The report, issued Wednesday by the Centers for Disease Control and Prevention, found that the rate of stroke deaths among U.S. adults fell 38 percent between 2000 and 2015. But that pace has slowed or even reversed in 38 states in recent years. Florida saw the biggest reversal, with stroke death rates increasing nearly 11 percent each year from 2013 to 2015.

African-Americans are most likely to die from stroke, but stroke death rates rose 5.8 percent each year among Hispanics from 2013 to 2015. Deaths from stroke also increased 4.2 percent each year in the South during that time.

If declines in stroke mortality had maintained the same pace from 2013 to 2015, an estimated 32,593 stroke deaths may not have occurred, the report said.

The findings are “a wake-up call,” said CDC director Brenda Fitzgerald, M.D., and underscore the importance of identifying and treating risk factors, geographic trends and other factors that may be slowing progress.

“We know the majority of strokes are preventable and we must improve our efforts to reduce America’s stroke burden,” she said.

The report did not identify the reasons for the slowdown, but other studies have pointed to increased numbers of Americans with stroke risk factors such as high blood pressure, obesity and diabetes.

Stroke death declines have stalled in three out of every four states.

(Courtesy of Centers for Disease Control and Prevention)

Mitchell S.V. Elkind, M.D., a professor of neurology and epidemiology at Columbia University, said the report’s findings are worrisome and underscore the importance of efforts to identify and control risk factors across age groups.

Elkind said maintaining a healthy diet, getting plenty of exercise and avoiding tobacco are important to building healthy habits that can have a big impact over a lifetime.

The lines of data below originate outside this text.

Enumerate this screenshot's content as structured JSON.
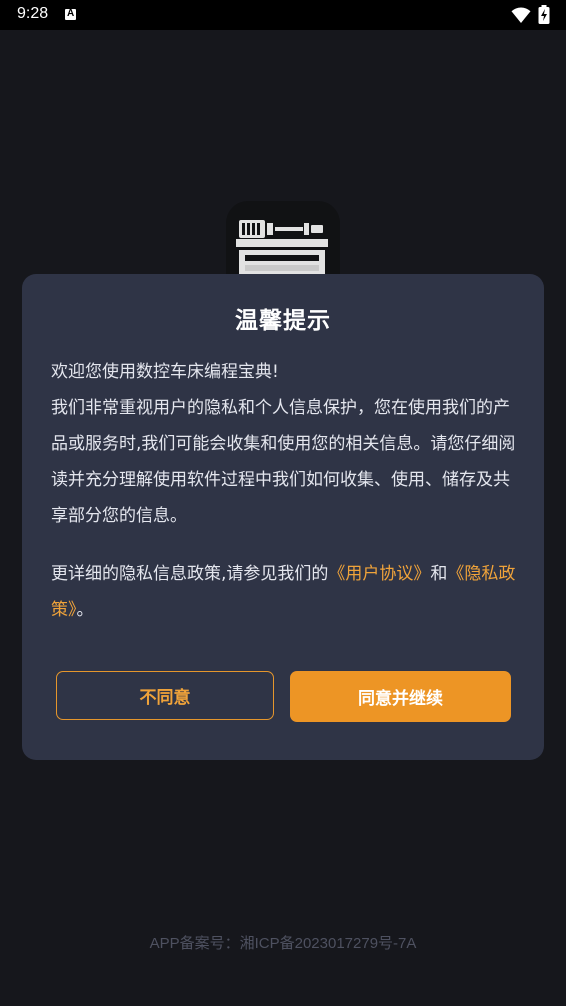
{
  "status_bar": {
    "time": "9:28",
    "icons": [
      "a-notification-icon",
      "wifi-icon",
      "battery-charging-icon"
    ]
  },
  "app": {
    "icon": "cnc-lathe-icon"
  },
  "dialog": {
    "title": "温馨提示",
    "welcome": "欢迎您使用数控车床编程宝典!",
    "paragraph": "我们非常重视用户的隐私和个人信息保护，您在使用我们的产品或服务时,我们可能会收集和使用您的相关信息。请您仔细阅读并充分理解使用软件过程中我们如何收集、使用、储存及共享部分您的信息。",
    "policy_prefix": "更详细的隐私信息政策,请参见我们的",
    "user_agreement_link": "《用户协议》",
    "policy_and": "和",
    "privacy_policy_link": "《隐私政策》",
    "policy_suffix": "。",
    "disagree_label": "不同意",
    "agree_label": "同意并继续"
  },
  "footer": {
    "record_text": "APP备案号：湘ICP备2023017279号-7A"
  },
  "colors": {
    "background": "#16171c",
    "dialog_background": "#2f3446",
    "accent": "#ed9525",
    "link": "#f0a33a"
  }
}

“It’s never too early to start working on a healthier lifestyle and it’s never too late to change bad habits,” said Elkind, also chair of the American Stroke Association.

About 800,000 Americans have a stroke each year, but 80 percent of strokes are preventable through lifestyle changes, according to the CDC.

Elkind said increases in obesity and chronic conditions such as Type 2 diabetes, high cholesterol and high blood pressure among young people could lead to greater stroke risk as those patients get older.

“This could be the tip of the iceberg because complications of heart disease and these chronic conditions haven’t caught up to them yet,” he said.

Increasing access to health care is important to identify and treat risk factors early, Elkind said. “You can’t screen people and treat them if they can’t get in or afford to see a doctor.”

The increase in stroke death rates among Hispanics and Southerners reveal the need for greater outreach and a closer look at what factors are driving the numbers in specific populations, he said.

“We can’t treat everyone the same,” Elkind said. “We need to treat them with cultural awareness and sensitivity.”

American Heart Association CEO Nancy Brown called the report distressing but not unexpected given previous projections.

“This report gives us even more reason to aggressively continue our efforts, especially in multicultural communities and to reach people at younger ages, as we are seeing more strokes in people in their 30s and 40s,” she said.

The CDC pointed to efforts to reduce stroke risks and improve stroke care, such as the Million Hearts initiative and the Paul Coverdell National Acute Stroke Program.

Million Hearts is co-led by CDC and the Centers for Medicare & Medicaid Services and aims to prevent 1 million heart attacks and strokes by 2022. The Coverdell program improves collaboration between hospitals, emergency medical services and outpatient providers, in addition to educating the community to recognize the signs and symptoms of stroke, which include face drooping, arm weakness and speech difficulty.

“Stroke is a real medical emergency,” said Robert Merritt, who works in the CDC’s Division of Heart Disease and Stroke Prevention. “Know the signs, and call 911 and get people to the hospital.”